(Records to process begins)
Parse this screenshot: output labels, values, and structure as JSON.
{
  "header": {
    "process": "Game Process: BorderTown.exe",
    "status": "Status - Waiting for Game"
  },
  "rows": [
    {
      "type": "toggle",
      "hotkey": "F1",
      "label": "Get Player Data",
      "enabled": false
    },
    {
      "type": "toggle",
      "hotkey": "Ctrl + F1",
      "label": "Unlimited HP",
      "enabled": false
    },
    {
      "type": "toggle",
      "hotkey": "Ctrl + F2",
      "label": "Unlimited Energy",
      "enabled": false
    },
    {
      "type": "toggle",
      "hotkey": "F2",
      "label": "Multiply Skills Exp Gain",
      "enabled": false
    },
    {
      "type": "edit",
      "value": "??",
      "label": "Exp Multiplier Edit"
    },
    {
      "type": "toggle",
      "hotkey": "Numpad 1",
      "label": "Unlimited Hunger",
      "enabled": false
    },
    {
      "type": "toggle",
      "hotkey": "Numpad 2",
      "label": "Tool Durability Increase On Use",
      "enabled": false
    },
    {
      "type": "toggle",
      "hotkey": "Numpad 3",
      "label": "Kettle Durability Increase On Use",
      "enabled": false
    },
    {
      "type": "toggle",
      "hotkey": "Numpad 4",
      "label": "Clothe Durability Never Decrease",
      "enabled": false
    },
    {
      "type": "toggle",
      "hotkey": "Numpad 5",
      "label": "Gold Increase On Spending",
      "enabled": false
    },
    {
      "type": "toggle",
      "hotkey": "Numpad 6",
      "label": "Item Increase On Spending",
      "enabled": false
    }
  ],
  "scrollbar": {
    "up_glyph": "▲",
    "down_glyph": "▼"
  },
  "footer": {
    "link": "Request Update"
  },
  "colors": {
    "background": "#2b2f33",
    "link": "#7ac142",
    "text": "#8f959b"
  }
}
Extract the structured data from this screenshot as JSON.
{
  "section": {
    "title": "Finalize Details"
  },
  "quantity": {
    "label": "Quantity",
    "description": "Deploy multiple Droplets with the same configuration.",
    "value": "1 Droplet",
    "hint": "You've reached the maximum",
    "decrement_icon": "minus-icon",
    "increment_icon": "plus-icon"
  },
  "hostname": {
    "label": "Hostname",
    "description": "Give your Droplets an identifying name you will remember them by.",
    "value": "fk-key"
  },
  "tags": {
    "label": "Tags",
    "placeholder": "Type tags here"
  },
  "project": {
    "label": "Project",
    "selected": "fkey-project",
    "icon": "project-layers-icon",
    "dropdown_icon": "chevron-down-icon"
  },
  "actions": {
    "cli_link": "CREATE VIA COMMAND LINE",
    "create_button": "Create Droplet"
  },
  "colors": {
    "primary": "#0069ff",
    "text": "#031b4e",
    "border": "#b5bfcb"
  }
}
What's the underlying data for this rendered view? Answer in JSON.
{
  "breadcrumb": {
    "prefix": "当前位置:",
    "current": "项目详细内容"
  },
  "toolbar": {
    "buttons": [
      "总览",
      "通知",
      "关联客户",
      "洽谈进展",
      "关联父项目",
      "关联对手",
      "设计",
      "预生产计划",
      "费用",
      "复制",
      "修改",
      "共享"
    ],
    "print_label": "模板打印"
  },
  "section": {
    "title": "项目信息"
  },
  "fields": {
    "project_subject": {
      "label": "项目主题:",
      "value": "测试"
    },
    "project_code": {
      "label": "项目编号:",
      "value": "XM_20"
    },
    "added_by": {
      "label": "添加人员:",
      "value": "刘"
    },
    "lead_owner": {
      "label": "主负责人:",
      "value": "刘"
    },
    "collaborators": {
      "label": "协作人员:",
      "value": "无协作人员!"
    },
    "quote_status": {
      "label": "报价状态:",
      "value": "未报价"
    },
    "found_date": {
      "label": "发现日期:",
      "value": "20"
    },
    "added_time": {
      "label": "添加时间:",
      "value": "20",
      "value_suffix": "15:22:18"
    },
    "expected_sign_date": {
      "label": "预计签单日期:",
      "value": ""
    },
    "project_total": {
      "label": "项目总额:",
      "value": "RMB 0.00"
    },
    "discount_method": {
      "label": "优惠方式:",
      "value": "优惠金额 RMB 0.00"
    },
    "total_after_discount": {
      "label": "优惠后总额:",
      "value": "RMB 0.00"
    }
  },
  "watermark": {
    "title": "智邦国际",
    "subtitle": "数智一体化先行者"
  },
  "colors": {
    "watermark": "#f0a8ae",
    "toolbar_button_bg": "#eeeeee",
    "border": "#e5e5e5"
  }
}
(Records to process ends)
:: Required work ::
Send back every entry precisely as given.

:: Output for this exercise ::
Parse this screenshot: output labels, values, and structure as JSON.
{
  "header": {
    "process": "Game Process: BorderTown.exe",
    "status": "Status - Waiting for Game"
  },
  "rows": [
    {
      "type": "toggle",
      "hotkey": "F1",
      "label": "Get Player Data",
      "enabled": false
    },
    {
      "type": "toggle",
      "hotkey": "Ctrl + F1",
      "label": "Unlimited HP",
      "enabled": false
    },
    {
      "type": "toggle",
      "hotkey": "Ctrl + F2",
      "label": "Unlimited Energy",
      "enabled": false
    },
    {
      "type": "toggle",
      "hotkey": "F2",
      "label": "Multiply Skills Exp Gain",
      "enabled": false
    },
    {
      "type": "edit",
      "value": "??",
      "label": "Exp Multiplier Edit"
    },
    {
      "type": "toggle",
      "hotkey": "Numpad 1",
      "label": "Unlimited Hunger",
      "enabled": false
    },
    {
      "type": "toggle",
      "hotkey": "Numpad 2",
      "label": "Tool Durability Increase On Use",
      "enabled": false
    },
    {
      "type": "toggle",
      "hotkey": "Numpad 3",
      "label": "Kettle Durability Increase On Use",
      "enabled": false
    },
    {
      "type": "toggle",
      "hotkey": "Numpad 4",
      "label": "Clothe Durability Never Decrease",
      "enabled": false
    },
    {
      "type": "toggle",
      "hotkey": "Numpad 5",
      "label": "Gold Increase On Spending",
      "enabled": false
    },
    {
      "type": "toggle",
      "hotkey": "Numpad 6",
      "label": "Item Increase On Spending",
      "enabled": false
    }
  ],
  "scrollbar": {
    "up_glyph": "▲",
    "down_glyph": "▼"
  },
  "footer": {
    "link": "Request Update"
  },
  "colors": {
    "background": "#2b2f33",
    "link": "#7ac142",
    "text": "#8f959b"
  }
}
Extract the structured data from this screenshot as JSON.
{
  "section": {
    "title": "Finalize Details"
  },
  "quantity": {
    "label": "Quantity",
    "description": "Deploy multiple Droplets with the same configuration.",
    "value": "1 Droplet",
    "hint": "You've reached the maximum",
    "decrement_icon": "minus-icon",
    "increment_icon": "plus-icon"
  },
  "hostname": {
    "label": "Hostname",
    "description": "Give your Droplets an identifying name you will remember them by.",
    "value": "fk-key"
  },
  "tags": {
    "label": "Tags",
    "placeholder": "Type tags here"
  },
  "project": {
    "label": "Project",
    "selected": "fkey-project",
    "icon": "project-layers-icon",
    "dropdown_icon": "chevron-down-icon"
  },
  "actions": {
    "cli_link": "CREATE VIA COMMAND LINE",
    "create_button": "Create Droplet"
  },
  "colors": {
    "primary": "#0069ff",
    "text": "#031b4e",
    "border": "#b5bfcb"
  }
}
What's the underlying data for this rendered view? Answer in JSON.
{
  "breadcrumb": {
    "prefix": "当前位置:",
    "current": "项目详细内容"
  },
  "toolbar": {
    "buttons": [
      "总览",
      "通知",
      "关联客户",
      "洽谈进展",
      "关联父项目",
      "关联对手",
      "设计",
      "预生产计划",
      "费用",
      "复制",
      "修改",
      "共享"
    ],
    "print_label": "模板打印"
  },
  "section": {
    "title": "项目信息"
  },
  "fields": {
    "project_subject": {
      "label": "项目主题:",
      "value": "测试"
    },
    "project_code": {
      "label": "项目编号:",
      "value": "XM_20"
    },
    "added_by": {
      "label": "添加人员:",
      "value": "刘"
    },
    "lead_owner": {
      "label": "主负责人:",
      "value": "刘"
    },
    "collaborators": {
      "label": "协作人员:",
      "value": "无协作人员!"
    },
    "quote_status": {
      "label": "报价状态:",
      "value": "未报价"
    },
    "found_date": {
      "label": "发现日期:",
      "value": "20"
    },
    "added_time": {
      "label": "添加时间:",
      "value": "20",
      "value_suffix": "15:22:18"
    },
    "expected_sign_date": {
      "label": "预计签单日期:",
      "value": ""
    },
    "project_total": {
      "label": "项目总额:",
      "value": "RMB 0.00"
    },
    "discount_method": {
      "label": "优惠方式:",
      "value": "优惠金额 RMB 0.00"
    },
    "total_after_discount": {
      "label": "优惠后总额:",
      "value": "RMB 0.00"
    }
  },
  "watermark": {
    "title": "智邦国际",
    "subtitle": "数智一体化先行者"
  },
  "colors": {
    "watermark": "#f0a8ae",
    "toolbar_button_bg": "#eeeeee",
    "border": "#e5e5e5"
  }
}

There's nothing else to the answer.